* **Problem to work on**
Could you set down the listing below exactly and omit its images?

········

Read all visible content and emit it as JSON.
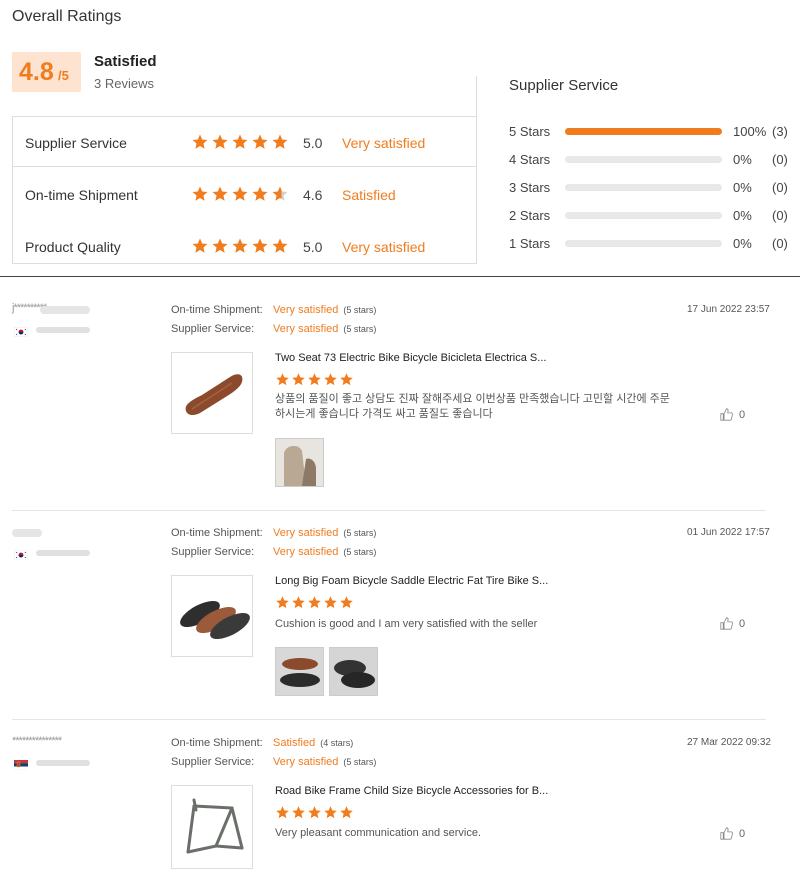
{
  "header": {
    "title": "Overall Ratings",
    "score_big": "4.8",
    "score_small": "/5",
    "overall_label": "Satisfied",
    "review_count": "3 Reviews"
  },
  "metrics": [
    {
      "name": "Supplier Service",
      "value": "5.0",
      "verdict": "Very satisfied",
      "rating": 5.0
    },
    {
      "name": "On-time Shipment",
      "value": "4.6",
      "verdict": "Satisfied",
      "rating": 4.6
    },
    {
      "name": "Product Quality",
      "value": "5.0",
      "verdict": "Very satisfied",
      "rating": 5.0
    }
  ],
  "breakdown": {
    "title": "Supplier Service",
    "rows": [
      {
        "label": "5  Stars",
        "fraction": 1.0,
        "pct": "100%",
        "count": "(3)"
      },
      {
        "label": "4  Stars",
        "fraction": 0.0,
        "pct": "0%",
        "count": "(0)"
      },
      {
        "label": "3  Stars",
        "fraction": 0.0,
        "pct": "0%",
        "count": "(0)"
      },
      {
        "label": "2  Stars",
        "fraction": 0.0,
        "pct": "0%",
        "count": "(0)"
      },
      {
        "label": "1  Stars",
        "fraction": 0.0,
        "pct": "0%",
        "count": "(0)"
      }
    ]
  },
  "reviews": [
    {
      "user": "j**********",
      "date": "17 Jun 2022 23:57",
      "shipment_label": "On-time Shipment:",
      "shipment_verdict": "Very satisfied",
      "shipment_stars": "(5 stars)",
      "service_label": "Supplier Service:",
      "service_verdict": "Very satisfied",
      "service_stars": "(5 stars)",
      "product_title": "Two Seat 73 Electric Bike Bicycle Bicicleta Electrica S...",
      "rating": 5,
      "text": "상품의 품질이 좋고 상담도 진짜 잘해주세요 이번상품 만족했습니다 고민할 시간에 주문하시는게 좋습니다 가격도 싸고 품질도 좋습니다",
      "likes": "0",
      "flag_color": "kr"
    },
    {
      "user": "",
      "date": "01 Jun 2022 17:57",
      "shipment_label": "On-time Shipment:",
      "shipment_verdict": "Very satisfied",
      "shipment_stars": "(5 stars)",
      "service_label": "Supplier Service:",
      "service_verdict": "Very satisfied",
      "service_stars": "(5 stars)",
      "product_title": "Long Big Foam Bicycle Saddle Electric Fat Tire Bike S...",
      "rating": 5,
      "text": "Cushion is good and I am very satisfied with the seller",
      "likes": "0",
      "flag_color": "kr"
    },
    {
      "user": "***************",
      "date": "27 Mar 2022 09:32",
      "shipment_label": "On-time Shipment:",
      "shipment_verdict": "Satisfied",
      "shipment_stars": "(4 stars)",
      "service_label": "Supplier Service:",
      "service_verdict": "Very satisfied",
      "service_stars": "(5 stars)",
      "product_title": "Road Bike Frame Child Size Bicycle Accessories for B...",
      "rating": 5,
      "text": "Very pleasant communication and service.",
      "likes": "0",
      "flag_color": "rs"
    }
  ],
  "colors": {
    "accent": "#f07c1e",
    "score_bg": "#fde3d0",
    "track": "#e8e8e8"
  },
  "icons": {
    "star": "star-icon",
    "like": "thumbs-up-icon",
    "flag": "country-flag-icon"
  }
}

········

* **Written response**
Read all visible content and emit it as JSON.
{
  "header": {
    "title": "Overall Ratings",
    "score_big": "4.8",
    "score_small": "/5",
    "overall_label": "Satisfied",
    "review_count": "3 Reviews"
  },
  "metrics": [
    {
      "name": "Supplier Service",
      "value": "5.0",
      "verdict": "Very satisfied",
      "rating": 5.0
    },
    {
      "name": "On-time Shipment",
      "value": "4.6",
      "verdict": "Satisfied",
      "rating": 4.6
    },
    {
      "name": "Product Quality",
      "value": "5.0",
      "verdict": "Very satisfied",
      "rating": 5.0
    }
  ],
  "breakdown": {
    "title": "Supplier Service",
    "rows": [
      {
        "label": "5  Stars",
        "fraction": 1.0,
        "pct": "100%",
        "count": "(3)"
      },
      {
        "label": "4  Stars",
        "fraction": 0.0,
        "pct": "0%",
        "count": "(0)"
      },
      {
        "label": "3  Stars",
        "fraction": 0.0,
        "pct": "0%",
        "count": "(0)"
      },
      {
        "label": "2  Stars",
        "fraction": 0.0,
        "pct": "0%",
        "count": "(0)"
      },
      {
        "label": "1  Stars",
        "fraction": 0.0,
        "pct": "0%",
        "count": "(0)"
      }
    ]
  },
  "reviews": [
    {
      "user": "j**********",
      "date": "17 Jun 2022 23:57",
      "shipment_label": "On-time Shipment:",
      "shipment_verdict": "Very satisfied",
      "shipment_stars": "(5 stars)",
      "service_label": "Supplier Service:",
      "service_verdict": "Very satisfied",
      "service_stars": "(5 stars)",
      "product_title": "Two Seat 73 Electric Bike Bicycle Bicicleta Electrica S...",
      "rating": 5,
      "text": "상품의 품질이 좋고 상담도 진짜 잘해주세요 이번상품 만족했습니다 고민할 시간에 주문하시는게 좋습니다 가격도 싸고 품질도 좋습니다",
      "likes": "0",
      "flag_color": "kr"
    },
    {
      "user": "",
      "date": "01 Jun 2022 17:57",
      "shipment_label": "On-time Shipment:",
      "shipment_verdict": "Very satisfied",
      "shipment_stars": "(5 stars)",
      "service_label": "Supplier Service:",
      "service_verdict": "Very satisfied",
      "service_stars": "(5 stars)",
      "product_title": "Long Big Foam Bicycle Saddle Electric Fat Tire Bike S...",
      "rating": 5,
      "text": "Cushion is good and I am very satisfied with the seller",
      "likes": "0",
      "flag_color": "kr"
    },
    {
      "user": "***************",
      "date": "27 Mar 2022 09:32",
      "shipment_label": "On-time Shipment:",
      "shipment_verdict": "Satisfied",
      "shipment_stars": "(4 stars)",
      "service_label": "Supplier Service:",
      "service_verdict": "Very satisfied",
      "service_stars": "(5 stars)",
      "product_title": "Road Bike Frame Child Size Bicycle Accessories for B...",
      "rating": 5,
      "text": "Very pleasant communication and service.",
      "likes": "0",
      "flag_color": "rs"
    }
  ],
  "colors": {
    "accent": "#f07c1e",
    "score_bg": "#fde3d0",
    "track": "#e8e8e8"
  },
  "icons": {
    "star": "star-icon",
    "like": "thumbs-up-icon",
    "flag": "country-flag-icon"
  }
}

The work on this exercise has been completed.